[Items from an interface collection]
——

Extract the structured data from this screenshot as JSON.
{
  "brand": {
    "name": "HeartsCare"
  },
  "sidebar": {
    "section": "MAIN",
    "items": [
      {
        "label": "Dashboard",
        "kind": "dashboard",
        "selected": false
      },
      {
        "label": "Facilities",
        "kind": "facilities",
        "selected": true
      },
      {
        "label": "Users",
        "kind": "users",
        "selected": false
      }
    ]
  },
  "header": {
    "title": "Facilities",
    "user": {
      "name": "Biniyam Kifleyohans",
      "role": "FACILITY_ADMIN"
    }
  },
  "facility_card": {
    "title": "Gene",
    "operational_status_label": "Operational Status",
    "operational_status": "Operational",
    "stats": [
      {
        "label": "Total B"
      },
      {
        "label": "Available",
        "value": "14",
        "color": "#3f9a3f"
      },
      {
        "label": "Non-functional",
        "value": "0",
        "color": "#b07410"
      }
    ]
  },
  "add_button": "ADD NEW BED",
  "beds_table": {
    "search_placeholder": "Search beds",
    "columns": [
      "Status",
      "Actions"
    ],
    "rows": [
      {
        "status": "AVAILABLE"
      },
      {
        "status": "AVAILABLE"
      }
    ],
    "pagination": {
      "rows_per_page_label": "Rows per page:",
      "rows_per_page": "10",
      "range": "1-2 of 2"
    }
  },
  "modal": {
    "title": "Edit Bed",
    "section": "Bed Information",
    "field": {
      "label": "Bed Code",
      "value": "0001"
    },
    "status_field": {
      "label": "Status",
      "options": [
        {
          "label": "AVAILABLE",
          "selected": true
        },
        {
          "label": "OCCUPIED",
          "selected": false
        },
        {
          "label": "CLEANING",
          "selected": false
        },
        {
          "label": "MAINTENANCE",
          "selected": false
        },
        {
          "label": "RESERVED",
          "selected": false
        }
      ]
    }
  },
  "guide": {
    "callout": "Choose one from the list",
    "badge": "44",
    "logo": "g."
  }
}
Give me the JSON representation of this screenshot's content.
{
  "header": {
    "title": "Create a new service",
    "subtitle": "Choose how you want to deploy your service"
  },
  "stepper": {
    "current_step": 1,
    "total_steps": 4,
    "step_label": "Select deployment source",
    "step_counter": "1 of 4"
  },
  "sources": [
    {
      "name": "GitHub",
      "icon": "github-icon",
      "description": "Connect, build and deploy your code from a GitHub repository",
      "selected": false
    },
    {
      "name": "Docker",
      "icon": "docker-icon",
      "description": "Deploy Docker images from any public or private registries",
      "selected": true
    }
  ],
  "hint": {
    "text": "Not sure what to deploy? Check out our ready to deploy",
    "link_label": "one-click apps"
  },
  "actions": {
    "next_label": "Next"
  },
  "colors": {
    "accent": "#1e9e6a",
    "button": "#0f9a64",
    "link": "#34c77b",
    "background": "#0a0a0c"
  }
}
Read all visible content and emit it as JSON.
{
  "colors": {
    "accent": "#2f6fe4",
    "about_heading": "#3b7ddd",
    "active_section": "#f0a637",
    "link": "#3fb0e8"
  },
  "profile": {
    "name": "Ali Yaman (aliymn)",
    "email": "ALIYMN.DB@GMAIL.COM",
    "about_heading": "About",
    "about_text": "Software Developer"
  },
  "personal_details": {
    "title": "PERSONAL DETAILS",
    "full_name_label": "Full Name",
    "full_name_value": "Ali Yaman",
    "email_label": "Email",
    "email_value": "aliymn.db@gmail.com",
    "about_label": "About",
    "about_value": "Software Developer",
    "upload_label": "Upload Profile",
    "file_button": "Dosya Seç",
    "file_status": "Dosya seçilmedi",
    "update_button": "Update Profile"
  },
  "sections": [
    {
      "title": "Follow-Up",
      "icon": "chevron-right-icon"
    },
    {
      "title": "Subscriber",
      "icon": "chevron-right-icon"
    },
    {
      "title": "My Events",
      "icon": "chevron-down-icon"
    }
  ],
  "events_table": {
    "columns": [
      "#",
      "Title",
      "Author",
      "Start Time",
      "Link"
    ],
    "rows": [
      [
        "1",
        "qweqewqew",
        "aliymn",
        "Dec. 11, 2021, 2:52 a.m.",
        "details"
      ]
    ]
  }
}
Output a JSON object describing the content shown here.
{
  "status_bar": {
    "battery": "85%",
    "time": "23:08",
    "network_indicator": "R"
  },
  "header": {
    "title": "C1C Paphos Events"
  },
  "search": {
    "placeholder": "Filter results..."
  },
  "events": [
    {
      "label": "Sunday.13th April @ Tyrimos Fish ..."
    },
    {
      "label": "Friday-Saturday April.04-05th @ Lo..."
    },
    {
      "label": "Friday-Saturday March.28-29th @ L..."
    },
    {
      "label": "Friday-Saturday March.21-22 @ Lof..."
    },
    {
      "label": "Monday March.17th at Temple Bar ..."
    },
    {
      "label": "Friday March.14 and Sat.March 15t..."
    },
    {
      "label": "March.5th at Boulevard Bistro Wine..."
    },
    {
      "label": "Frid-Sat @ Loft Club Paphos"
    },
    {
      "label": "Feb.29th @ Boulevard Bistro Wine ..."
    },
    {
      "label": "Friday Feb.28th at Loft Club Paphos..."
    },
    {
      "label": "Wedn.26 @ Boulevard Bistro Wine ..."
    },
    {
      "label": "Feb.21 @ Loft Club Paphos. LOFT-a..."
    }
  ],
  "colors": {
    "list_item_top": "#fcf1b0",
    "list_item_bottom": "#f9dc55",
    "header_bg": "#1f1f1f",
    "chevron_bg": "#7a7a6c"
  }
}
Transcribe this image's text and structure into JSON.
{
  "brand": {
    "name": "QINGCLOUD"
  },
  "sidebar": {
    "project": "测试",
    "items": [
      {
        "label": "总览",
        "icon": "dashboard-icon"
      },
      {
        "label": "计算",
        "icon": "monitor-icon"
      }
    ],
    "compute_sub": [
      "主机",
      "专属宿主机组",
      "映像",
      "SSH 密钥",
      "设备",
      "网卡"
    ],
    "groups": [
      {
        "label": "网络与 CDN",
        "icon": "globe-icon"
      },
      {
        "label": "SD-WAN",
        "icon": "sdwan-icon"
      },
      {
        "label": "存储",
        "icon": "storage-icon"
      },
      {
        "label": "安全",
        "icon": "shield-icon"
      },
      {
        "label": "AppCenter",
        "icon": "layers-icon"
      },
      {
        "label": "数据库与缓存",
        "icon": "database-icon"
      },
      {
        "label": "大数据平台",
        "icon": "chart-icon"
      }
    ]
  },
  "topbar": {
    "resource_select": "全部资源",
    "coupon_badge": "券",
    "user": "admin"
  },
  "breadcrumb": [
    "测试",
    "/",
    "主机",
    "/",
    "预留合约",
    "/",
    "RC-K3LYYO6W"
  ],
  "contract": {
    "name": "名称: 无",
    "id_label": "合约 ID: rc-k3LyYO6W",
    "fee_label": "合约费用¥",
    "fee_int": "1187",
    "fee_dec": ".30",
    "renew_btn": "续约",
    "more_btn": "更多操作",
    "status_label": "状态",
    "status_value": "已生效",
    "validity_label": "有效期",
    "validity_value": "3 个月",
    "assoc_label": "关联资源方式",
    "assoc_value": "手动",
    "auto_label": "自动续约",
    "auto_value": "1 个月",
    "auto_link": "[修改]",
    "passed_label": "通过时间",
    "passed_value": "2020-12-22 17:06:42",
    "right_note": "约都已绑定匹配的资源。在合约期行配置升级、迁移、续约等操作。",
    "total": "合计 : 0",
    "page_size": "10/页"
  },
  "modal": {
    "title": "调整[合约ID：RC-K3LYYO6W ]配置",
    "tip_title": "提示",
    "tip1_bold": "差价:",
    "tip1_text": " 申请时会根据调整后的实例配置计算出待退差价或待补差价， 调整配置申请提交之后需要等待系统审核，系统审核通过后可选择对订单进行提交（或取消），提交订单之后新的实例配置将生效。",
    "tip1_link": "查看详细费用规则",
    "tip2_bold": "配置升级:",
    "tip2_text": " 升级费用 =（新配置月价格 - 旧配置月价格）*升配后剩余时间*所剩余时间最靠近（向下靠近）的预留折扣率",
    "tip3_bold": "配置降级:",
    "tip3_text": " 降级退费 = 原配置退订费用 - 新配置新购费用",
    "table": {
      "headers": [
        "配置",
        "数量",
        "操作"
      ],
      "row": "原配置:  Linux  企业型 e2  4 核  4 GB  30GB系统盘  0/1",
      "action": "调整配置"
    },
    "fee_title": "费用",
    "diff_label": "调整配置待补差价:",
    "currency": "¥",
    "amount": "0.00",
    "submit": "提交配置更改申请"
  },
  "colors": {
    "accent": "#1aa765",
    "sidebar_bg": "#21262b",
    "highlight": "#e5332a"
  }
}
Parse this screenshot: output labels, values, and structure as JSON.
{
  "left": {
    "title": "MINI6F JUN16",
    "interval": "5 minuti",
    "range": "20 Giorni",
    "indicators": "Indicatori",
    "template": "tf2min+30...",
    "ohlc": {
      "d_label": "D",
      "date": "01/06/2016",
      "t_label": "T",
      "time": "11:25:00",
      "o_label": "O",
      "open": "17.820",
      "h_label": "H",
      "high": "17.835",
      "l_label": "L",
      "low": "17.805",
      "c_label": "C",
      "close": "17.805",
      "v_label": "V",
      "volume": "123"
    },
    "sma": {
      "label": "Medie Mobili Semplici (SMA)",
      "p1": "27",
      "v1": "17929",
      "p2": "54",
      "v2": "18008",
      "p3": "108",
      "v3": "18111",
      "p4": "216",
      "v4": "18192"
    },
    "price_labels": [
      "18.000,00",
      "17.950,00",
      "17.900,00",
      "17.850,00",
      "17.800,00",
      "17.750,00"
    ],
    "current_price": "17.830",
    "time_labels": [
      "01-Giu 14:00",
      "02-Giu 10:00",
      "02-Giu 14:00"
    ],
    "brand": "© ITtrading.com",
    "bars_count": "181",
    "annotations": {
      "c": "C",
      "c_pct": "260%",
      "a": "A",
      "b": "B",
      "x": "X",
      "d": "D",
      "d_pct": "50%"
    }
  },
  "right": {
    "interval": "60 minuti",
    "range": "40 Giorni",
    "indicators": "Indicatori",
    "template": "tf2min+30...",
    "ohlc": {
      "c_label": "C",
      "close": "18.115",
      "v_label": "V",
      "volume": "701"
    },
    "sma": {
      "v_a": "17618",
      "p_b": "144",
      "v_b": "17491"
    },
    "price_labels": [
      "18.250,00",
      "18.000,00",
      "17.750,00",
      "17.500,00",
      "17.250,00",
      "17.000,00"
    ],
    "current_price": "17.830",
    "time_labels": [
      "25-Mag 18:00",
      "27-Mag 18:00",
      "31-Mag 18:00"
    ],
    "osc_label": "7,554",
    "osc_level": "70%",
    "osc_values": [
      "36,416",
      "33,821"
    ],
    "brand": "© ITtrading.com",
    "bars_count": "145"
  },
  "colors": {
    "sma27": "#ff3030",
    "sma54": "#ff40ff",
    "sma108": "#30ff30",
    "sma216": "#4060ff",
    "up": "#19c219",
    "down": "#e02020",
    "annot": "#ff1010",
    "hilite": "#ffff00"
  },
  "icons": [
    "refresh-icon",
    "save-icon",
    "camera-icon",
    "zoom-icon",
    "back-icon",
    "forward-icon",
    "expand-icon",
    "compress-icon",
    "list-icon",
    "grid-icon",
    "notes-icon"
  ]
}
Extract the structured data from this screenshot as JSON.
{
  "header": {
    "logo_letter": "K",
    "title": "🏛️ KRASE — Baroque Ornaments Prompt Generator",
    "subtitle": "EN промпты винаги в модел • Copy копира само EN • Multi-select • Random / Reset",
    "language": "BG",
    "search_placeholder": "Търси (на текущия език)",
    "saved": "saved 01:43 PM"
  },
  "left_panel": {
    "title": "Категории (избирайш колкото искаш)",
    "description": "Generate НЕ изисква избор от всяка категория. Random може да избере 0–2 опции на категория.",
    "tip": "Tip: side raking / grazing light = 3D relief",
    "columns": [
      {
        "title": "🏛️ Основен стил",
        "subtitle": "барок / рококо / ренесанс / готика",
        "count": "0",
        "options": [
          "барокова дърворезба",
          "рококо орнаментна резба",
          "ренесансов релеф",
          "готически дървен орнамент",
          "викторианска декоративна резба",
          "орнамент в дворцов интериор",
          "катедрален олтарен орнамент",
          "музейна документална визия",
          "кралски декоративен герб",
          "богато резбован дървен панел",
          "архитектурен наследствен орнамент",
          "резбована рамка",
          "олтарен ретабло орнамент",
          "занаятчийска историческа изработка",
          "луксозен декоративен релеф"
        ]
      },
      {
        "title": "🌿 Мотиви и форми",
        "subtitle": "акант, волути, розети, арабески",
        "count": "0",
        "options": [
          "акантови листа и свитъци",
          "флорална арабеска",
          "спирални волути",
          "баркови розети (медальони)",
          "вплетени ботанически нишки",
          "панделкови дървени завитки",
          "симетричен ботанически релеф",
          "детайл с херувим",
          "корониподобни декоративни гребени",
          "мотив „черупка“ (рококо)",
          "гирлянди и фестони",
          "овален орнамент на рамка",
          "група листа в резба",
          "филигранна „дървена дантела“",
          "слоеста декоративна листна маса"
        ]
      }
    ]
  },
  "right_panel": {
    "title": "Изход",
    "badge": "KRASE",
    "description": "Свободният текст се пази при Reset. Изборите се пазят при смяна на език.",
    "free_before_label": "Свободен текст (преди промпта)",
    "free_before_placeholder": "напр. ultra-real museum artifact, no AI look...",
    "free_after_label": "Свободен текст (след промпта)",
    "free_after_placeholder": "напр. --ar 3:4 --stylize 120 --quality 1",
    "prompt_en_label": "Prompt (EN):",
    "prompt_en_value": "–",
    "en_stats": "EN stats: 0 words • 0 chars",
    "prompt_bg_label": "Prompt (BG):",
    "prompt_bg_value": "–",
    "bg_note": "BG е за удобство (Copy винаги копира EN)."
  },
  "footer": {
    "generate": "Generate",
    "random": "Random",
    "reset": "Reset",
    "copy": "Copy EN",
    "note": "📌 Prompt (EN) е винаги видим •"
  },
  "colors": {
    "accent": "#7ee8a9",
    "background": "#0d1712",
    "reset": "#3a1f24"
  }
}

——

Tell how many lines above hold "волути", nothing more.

2